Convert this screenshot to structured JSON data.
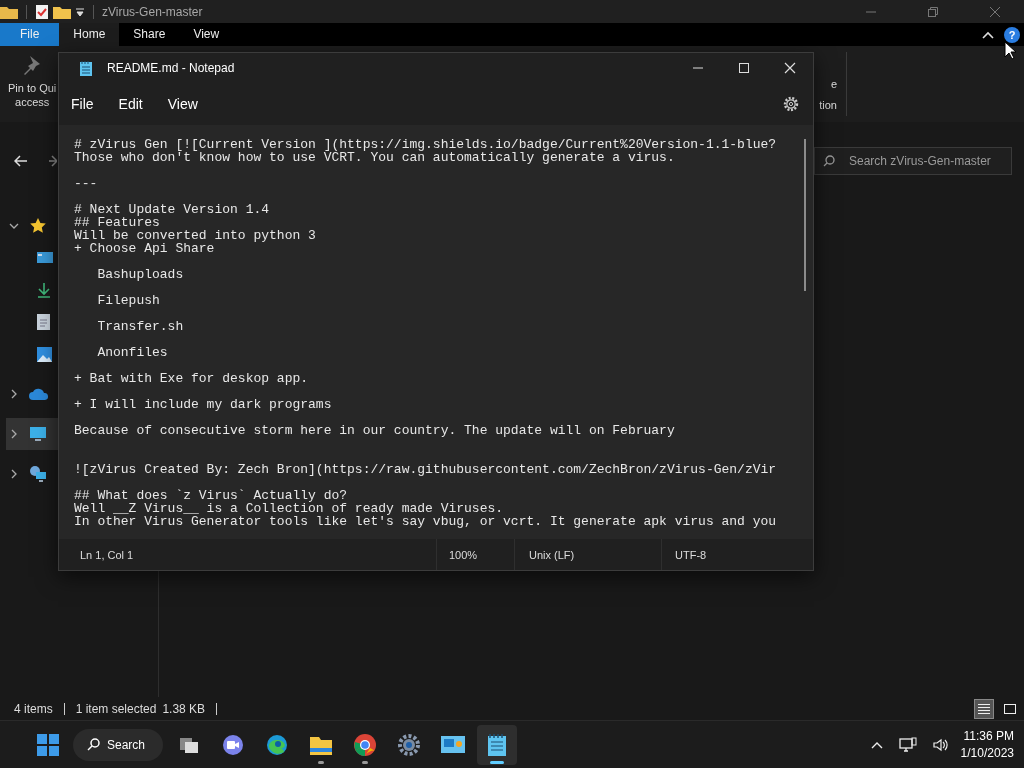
{
  "explorer": {
    "title": "zVirus-Gen-master",
    "ribbon_tabs": [
      {
        "label": "File",
        "kind": "file",
        "selected": false
      },
      {
        "label": "Home",
        "kind": "tab",
        "selected": true
      },
      {
        "label": "Share",
        "kind": "tab",
        "selected": false
      },
      {
        "label": "View",
        "kind": "tab",
        "selected": false
      }
    ],
    "help_glyph": "?",
    "ribbon_left": [
      "Pin to Qui",
      "access"
    ],
    "ribbon_right": [
      "e",
      "tion"
    ],
    "search": {
      "placeholder": "Search zVirus-Gen-master"
    },
    "nav_items": [
      {
        "kind": "star",
        "expanded": true,
        "selected": false,
        "children": [
          {
            "kind": "desktop",
            "selected": false
          },
          {
            "kind": "download",
            "selected": false
          },
          {
            "kind": "document",
            "selected": false
          },
          {
            "kind": "pictures",
            "selected": false
          }
        ]
      },
      {
        "kind": "cloud",
        "expanded": false,
        "selected": false
      },
      {
        "kind": "pc",
        "expanded": false,
        "selected": true
      },
      {
        "kind": "network",
        "expanded": false,
        "selected": false
      }
    ],
    "status": {
      "items": "4 items",
      "selection": "1 item selected",
      "size": "1.38 KB"
    },
    "view_buttons": [
      {
        "kind": "details",
        "selected": true
      },
      {
        "kind": "tiles",
        "selected": false
      }
    ]
  },
  "notepad": {
    "title": "README.md - Notepad",
    "menu": [
      "File",
      "Edit",
      "View"
    ],
    "lines": [
      {
        "kind": "text",
        "text": "# zVirus Gen [![Current Version ](https://img.shields.io/badge/Current%20Version-1.1-blue?"
      },
      {
        "kind": "text",
        "text": "Those who don't know how to use VCRT. You can automatically generate a virus."
      },
      {
        "kind": "blank"
      },
      {
        "kind": "text",
        "text": "---"
      },
      {
        "kind": "blank"
      },
      {
        "kind": "text",
        "text": "# Next Update Version 1.4"
      },
      {
        "kind": "text",
        "text": "## Features"
      },
      {
        "kind": "text",
        "text": "Will be converted into python 3"
      },
      {
        "kind": "text",
        "text": "+ Choose Api Share"
      },
      {
        "kind": "blank"
      },
      {
        "kind": "text",
        "text": "   Bashuploads"
      },
      {
        "kind": "blank"
      },
      {
        "kind": "text",
        "text": "   Filepush"
      },
      {
        "kind": "blank"
      },
      {
        "kind": "text",
        "text": "   Transfer.sh"
      },
      {
        "kind": "blank"
      },
      {
        "kind": "text",
        "text": "   Anonfiles"
      },
      {
        "kind": "blank"
      },
      {
        "kind": "text",
        "text": "+ Bat with Exe for deskop app."
      },
      {
        "kind": "blank"
      },
      {
        "kind": "text",
        "text": "+ I will include my dark programs"
      },
      {
        "kind": "blank"
      },
      {
        "kind": "text",
        "text": "Because of consecutive storm here in our country. The update will on February"
      },
      {
        "kind": "blank"
      },
      {
        "kind": "blank"
      },
      {
        "kind": "text",
        "text": "![zVirus Created By: Zech Bron](https://raw.githubusercontent.com/ZechBron/zVirus-Gen/zVir"
      },
      {
        "kind": "blank"
      },
      {
        "kind": "text",
        "text": "## What does `z Virus` Actually do?"
      },
      {
        "kind": "text",
        "text": "Well __Z Virus__ is a Collection of ready made Viruses."
      },
      {
        "kind": "text",
        "text": "In other Virus Generator tools like let's say vbug, or vcrt. It generate apk virus and you"
      }
    ],
    "status": [
      "Ln 1, Col 1",
      "100%",
      "Unix (LF)",
      "UTF-8"
    ]
  },
  "taskbar": {
    "search_label": "Search",
    "apps": [
      {
        "kind": "taskview",
        "running": false,
        "selected": false
      },
      {
        "kind": "chat",
        "running": false,
        "selected": false
      },
      {
        "kind": "edge",
        "running": false,
        "selected": false
      },
      {
        "kind": "folder",
        "running": true,
        "selected": false
      },
      {
        "kind": "chrome",
        "running": true,
        "selected": false
      },
      {
        "kind": "settings",
        "running": false,
        "selected": false
      },
      {
        "kind": "control",
        "running": false,
        "selected": false
      },
      {
        "kind": "notepad",
        "running": true,
        "selected": true
      }
    ],
    "time": "11:36 PM",
    "date": "1/10/2023"
  }
}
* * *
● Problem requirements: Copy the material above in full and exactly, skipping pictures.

● Solved exercise:
Convert this screenshot to structured JSON data.
{
  "explorer": {
    "title": "zVirus-Gen-master",
    "ribbon_tabs": [
      {
        "label": "File",
        "kind": "file",
        "selected": false
      },
      {
        "label": "Home",
        "kind": "tab",
        "selected": true
      },
      {
        "label": "Share",
        "kind": "tab",
        "selected": false
      },
      {
        "label": "View",
        "kind": "tab",
        "selected": false
      }
    ],
    "help_glyph": "?",
    "ribbon_left": [
      "Pin to Qui",
      "access"
    ],
    "ribbon_right": [
      "e",
      "tion"
    ],
    "search": {
      "placeholder": "Search zVirus-Gen-master"
    },
    "nav_items": [
      {
        "kind": "star",
        "expanded": true,
        "selected": false,
        "children": [
          {
            "kind": "desktop",
            "selected": false
          },
          {
            "kind": "download",
            "selected": false
          },
          {
            "kind": "document",
            "selected": false
          },
          {
            "kind": "pictures",
            "selected": false
          }
        ]
      },
      {
        "kind": "cloud",
        "expanded": false,
        "selected": false
      },
      {
        "kind": "pc",
        "expanded": false,
        "selected": true
      },
      {
        "kind": "network",
        "expanded": false,
        "selected": false
      }
    ],
    "status": {
      "items": "4 items",
      "selection": "1 item selected",
      "size": "1.38 KB"
    },
    "view_buttons": [
      {
        "kind": "details",
        "selected": true
      },
      {
        "kind": "tiles",
        "selected": false
      }
    ]
  },
  "notepad": {
    "title": "README.md - Notepad",
    "menu": [
      "File",
      "Edit",
      "View"
    ],
    "lines": [
      {
        "kind": "text",
        "text": "# zVirus Gen [![Current Version ](https://img.shields.io/badge/Current%20Version-1.1-blue?"
      },
      {
        "kind": "text",
        "text": "Those who don't know how to use VCRT. You can automatically generate a virus."
      },
      {
        "kind": "blank"
      },
      {
        "kind": "text",
        "text": "---"
      },
      {
        "kind": "blank"
      },
      {
        "kind": "text",
        "text": "# Next Update Version 1.4"
      },
      {
        "kind": "text",
        "text": "## Features"
      },
      {
        "kind": "text",
        "text": "Will be converted into python 3"
      },
      {
        "kind": "text",
        "text": "+ Choose Api Share"
      },
      {
        "kind": "blank"
      },
      {
        "kind": "text",
        "text": "   Bashuploads"
      },
      {
        "kind": "blank"
      },
      {
        "kind": "text",
        "text": "   Filepush"
      },
      {
        "kind": "blank"
      },
      {
        "kind": "text",
        "text": "   Transfer.sh"
      },
      {
        "kind": "blank"
      },
      {
        "kind": "text",
        "text": "   Anonfiles"
      },
      {
        "kind": "blank"
      },
      {
        "kind": "text",
        "text": "+ Bat with Exe for deskop app."
      },
      {
        "kind": "blank"
      },
      {
        "kind": "text",
        "text": "+ I will include my dark programs"
      },
      {
        "kind": "blank"
      },
      {
        "kind": "text",
        "text": "Because of consecutive storm here in our country. The update will on February"
      },
      {
        "kind": "blank"
      },
      {
        "kind": "blank"
      },
      {
        "kind": "text",
        "text": "![zVirus Created By: Zech Bron](https://raw.githubusercontent.com/ZechBron/zVirus-Gen/zVir"
      },
      {
        "kind": "blank"
      },
      {
        "kind": "text",
        "text": "## What does `z Virus` Actually do?"
      },
      {
        "kind": "text",
        "text": "Well __Z Virus__ is a Collection of ready made Viruses."
      },
      {
        "kind": "text",
        "text": "In other Virus Generator tools like let's say vbug, or vcrt. It generate apk virus and you"
      }
    ],
    "status": [
      "Ln 1, Col 1",
      "100%",
      "Unix (LF)",
      "UTF-8"
    ]
  },
  "taskbar": {
    "search_label": "Search",
    "apps": [
      {
        "kind": "taskview",
        "running": false,
        "selected": false
      },
      {
        "kind": "chat",
        "running": false,
        "selected": false
      },
      {
        "kind": "edge",
        "running": false,
        "selected": false
      },
      {
        "kind": "folder",
        "running": true,
        "selected": false
      },
      {
        "kind": "chrome",
        "running": true,
        "selected": false
      },
      {
        "kind": "settings",
        "running": false,
        "selected": false
      },
      {
        "kind": "control",
        "running": false,
        "selected": false
      },
      {
        "kind": "notepad",
        "running": true,
        "selected": true
      }
    ],
    "time": "11:36 PM",
    "date": "1/10/2023"
  }
}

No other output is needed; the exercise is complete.